Input data:
-- Opening Marker --

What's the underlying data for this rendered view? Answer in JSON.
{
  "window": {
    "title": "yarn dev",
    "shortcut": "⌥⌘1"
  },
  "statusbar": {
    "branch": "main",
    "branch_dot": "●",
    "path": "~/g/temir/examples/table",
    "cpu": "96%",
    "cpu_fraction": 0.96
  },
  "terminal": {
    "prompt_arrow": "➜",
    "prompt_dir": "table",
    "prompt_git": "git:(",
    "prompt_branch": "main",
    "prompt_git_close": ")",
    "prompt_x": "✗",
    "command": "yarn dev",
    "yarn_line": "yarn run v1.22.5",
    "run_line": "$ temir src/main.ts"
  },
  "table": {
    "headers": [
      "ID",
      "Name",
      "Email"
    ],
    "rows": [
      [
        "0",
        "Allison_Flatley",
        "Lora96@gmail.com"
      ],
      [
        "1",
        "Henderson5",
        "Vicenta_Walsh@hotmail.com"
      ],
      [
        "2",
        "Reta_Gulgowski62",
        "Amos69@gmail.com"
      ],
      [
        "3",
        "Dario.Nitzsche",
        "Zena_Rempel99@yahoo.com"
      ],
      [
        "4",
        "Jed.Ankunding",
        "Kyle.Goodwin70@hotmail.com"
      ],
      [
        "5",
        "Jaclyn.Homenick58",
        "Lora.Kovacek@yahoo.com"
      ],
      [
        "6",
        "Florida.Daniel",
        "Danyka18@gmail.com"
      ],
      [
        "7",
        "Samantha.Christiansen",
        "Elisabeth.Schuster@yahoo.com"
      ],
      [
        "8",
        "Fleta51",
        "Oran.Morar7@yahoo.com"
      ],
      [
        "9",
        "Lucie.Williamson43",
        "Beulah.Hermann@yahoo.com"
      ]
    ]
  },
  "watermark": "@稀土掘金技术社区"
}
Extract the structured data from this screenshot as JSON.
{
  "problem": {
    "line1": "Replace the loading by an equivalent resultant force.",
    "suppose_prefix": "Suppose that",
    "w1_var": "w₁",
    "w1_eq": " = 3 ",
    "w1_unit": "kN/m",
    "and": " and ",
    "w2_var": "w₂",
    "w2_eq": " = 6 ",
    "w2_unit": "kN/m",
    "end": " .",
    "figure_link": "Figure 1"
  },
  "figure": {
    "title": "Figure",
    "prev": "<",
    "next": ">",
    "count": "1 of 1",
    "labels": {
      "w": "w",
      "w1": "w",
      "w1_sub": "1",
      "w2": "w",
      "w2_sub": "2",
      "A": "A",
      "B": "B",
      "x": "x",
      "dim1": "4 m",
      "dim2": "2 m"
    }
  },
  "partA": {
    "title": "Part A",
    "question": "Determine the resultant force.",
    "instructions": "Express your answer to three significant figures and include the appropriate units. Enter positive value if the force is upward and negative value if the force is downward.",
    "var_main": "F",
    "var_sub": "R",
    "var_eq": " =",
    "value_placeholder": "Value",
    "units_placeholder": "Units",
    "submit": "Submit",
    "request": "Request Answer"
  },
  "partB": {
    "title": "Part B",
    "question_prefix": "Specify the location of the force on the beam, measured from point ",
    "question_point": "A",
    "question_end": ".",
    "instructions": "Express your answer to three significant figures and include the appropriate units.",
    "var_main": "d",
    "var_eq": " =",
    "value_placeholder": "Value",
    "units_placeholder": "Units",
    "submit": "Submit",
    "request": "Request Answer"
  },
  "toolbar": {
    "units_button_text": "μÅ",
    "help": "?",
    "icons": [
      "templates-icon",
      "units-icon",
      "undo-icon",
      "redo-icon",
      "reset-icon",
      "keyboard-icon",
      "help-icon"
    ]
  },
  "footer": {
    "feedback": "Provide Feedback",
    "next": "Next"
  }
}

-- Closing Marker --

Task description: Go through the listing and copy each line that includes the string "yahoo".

Reply:
        "Zena_Rempel99@yahoo.com"
        "Lora.Kovacek@yahoo.com"
        "Elisabeth.Schuster@yahoo.com"
        "Oran.Morar7@yahoo.com"
        "Beulah.Hermann@yahoo.com"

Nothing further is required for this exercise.